Start of Material to process
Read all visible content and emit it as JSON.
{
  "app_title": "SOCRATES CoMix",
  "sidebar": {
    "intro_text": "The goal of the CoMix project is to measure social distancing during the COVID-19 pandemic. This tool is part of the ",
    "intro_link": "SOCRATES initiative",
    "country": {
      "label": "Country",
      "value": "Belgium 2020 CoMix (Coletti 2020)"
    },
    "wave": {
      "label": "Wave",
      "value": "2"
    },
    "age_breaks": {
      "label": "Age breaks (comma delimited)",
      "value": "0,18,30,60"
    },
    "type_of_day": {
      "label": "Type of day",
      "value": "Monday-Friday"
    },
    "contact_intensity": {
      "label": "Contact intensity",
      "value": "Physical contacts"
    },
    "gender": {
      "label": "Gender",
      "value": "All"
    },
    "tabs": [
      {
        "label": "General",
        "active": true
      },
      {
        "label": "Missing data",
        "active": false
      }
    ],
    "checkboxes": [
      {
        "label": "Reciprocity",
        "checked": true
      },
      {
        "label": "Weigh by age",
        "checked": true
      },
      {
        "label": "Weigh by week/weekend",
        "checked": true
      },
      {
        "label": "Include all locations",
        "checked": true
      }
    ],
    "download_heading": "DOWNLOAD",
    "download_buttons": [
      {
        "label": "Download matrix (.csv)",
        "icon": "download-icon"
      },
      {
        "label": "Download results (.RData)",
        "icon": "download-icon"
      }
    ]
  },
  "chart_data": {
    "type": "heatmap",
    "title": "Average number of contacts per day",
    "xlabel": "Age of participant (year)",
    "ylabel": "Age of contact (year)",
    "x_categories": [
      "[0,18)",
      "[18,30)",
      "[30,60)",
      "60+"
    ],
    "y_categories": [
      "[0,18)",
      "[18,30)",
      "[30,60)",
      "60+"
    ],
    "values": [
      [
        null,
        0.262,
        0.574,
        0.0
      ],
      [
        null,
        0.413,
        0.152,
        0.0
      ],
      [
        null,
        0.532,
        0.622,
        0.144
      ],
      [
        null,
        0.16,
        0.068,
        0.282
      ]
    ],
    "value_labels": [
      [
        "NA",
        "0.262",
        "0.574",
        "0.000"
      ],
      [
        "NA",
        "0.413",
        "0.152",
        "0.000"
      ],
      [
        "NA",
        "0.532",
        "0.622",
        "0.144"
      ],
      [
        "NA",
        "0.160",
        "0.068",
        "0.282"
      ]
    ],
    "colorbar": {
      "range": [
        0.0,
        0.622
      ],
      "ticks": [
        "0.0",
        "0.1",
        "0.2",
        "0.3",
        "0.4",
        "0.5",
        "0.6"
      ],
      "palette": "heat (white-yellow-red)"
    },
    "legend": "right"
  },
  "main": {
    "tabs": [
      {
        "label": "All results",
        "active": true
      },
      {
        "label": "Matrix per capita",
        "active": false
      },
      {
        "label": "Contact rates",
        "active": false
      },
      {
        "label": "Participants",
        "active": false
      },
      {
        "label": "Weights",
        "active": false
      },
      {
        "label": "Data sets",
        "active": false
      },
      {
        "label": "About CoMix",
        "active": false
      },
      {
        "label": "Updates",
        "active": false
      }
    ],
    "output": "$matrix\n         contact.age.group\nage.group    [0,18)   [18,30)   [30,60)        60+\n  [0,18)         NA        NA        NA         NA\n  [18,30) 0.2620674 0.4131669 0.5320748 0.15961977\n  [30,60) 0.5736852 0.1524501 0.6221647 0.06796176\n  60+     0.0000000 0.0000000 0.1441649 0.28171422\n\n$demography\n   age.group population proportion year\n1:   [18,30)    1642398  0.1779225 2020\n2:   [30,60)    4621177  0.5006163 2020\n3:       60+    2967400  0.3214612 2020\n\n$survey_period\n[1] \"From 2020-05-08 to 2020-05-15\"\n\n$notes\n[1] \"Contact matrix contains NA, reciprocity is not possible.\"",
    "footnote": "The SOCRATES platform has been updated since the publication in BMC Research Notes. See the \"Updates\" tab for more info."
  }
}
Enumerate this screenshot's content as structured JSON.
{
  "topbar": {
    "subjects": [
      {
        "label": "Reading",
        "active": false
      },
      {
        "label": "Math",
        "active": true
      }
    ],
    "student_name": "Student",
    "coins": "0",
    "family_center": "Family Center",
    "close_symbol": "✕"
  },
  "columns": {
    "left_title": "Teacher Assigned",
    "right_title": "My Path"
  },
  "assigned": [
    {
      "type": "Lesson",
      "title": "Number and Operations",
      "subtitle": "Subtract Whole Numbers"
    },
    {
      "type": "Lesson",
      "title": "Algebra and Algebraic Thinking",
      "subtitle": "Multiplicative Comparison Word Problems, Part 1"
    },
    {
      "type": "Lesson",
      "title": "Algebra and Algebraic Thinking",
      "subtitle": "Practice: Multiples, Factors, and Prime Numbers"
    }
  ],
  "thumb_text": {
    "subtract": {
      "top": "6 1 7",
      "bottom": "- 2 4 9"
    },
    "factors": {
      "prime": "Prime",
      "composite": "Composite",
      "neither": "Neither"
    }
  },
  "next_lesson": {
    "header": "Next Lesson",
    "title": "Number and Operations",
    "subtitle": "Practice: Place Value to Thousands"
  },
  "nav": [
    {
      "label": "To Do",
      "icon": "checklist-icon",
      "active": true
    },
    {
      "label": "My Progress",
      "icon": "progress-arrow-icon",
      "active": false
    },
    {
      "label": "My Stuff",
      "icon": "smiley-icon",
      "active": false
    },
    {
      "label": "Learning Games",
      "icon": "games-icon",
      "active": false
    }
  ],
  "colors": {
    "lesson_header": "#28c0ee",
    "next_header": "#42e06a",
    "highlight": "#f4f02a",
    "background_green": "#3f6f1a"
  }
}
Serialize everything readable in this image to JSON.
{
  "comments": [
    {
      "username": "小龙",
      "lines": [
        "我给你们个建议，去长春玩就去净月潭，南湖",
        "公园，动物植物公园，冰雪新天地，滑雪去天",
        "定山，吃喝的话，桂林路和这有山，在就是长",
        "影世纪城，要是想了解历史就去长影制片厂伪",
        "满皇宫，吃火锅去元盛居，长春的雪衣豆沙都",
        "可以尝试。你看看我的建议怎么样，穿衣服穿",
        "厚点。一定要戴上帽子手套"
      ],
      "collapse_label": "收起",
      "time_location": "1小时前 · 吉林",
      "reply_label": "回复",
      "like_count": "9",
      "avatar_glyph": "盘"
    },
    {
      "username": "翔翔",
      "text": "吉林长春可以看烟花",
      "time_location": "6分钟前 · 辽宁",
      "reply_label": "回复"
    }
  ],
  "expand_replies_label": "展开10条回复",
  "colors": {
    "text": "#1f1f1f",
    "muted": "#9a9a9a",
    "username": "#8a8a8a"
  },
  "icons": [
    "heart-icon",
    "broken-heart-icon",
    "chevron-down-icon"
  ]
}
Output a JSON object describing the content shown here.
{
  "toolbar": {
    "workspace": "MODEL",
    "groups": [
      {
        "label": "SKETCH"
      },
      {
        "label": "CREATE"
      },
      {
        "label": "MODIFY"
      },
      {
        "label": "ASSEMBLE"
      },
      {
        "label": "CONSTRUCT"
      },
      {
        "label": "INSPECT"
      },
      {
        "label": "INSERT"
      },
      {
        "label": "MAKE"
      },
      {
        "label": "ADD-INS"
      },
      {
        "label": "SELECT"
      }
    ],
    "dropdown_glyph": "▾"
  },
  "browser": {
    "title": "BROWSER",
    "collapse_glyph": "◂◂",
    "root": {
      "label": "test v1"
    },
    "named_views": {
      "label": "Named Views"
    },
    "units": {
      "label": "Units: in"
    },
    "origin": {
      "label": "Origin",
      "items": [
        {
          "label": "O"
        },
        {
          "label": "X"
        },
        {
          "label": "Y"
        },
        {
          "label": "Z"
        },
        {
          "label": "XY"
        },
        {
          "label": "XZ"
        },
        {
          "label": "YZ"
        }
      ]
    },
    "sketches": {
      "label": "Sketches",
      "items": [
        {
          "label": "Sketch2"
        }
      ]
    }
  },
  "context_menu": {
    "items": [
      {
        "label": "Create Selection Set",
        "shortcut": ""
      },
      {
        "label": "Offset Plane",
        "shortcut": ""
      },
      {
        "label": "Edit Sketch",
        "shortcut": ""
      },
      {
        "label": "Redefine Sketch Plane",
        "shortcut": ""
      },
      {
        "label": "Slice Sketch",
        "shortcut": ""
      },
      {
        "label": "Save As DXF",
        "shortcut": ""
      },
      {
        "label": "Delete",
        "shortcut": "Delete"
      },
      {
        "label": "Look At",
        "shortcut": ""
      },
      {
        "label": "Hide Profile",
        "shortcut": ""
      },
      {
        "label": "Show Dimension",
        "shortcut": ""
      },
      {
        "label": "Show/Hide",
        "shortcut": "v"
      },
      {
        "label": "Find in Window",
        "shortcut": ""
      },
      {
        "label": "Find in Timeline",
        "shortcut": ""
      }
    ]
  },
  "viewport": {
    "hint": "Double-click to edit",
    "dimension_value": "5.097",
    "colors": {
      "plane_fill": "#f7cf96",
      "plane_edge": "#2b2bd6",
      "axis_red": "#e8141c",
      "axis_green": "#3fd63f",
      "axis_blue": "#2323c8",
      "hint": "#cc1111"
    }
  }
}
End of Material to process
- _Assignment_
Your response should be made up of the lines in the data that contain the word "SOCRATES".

- _Exercise answer_
  "app_title": "SOCRATES CoMix",
    "intro_link": "SOCRATES initiative",
    "footnote": "The SOCRATES platform has been updated since the publication in BMC Research Notes. See the \"Updates\" tab for more info."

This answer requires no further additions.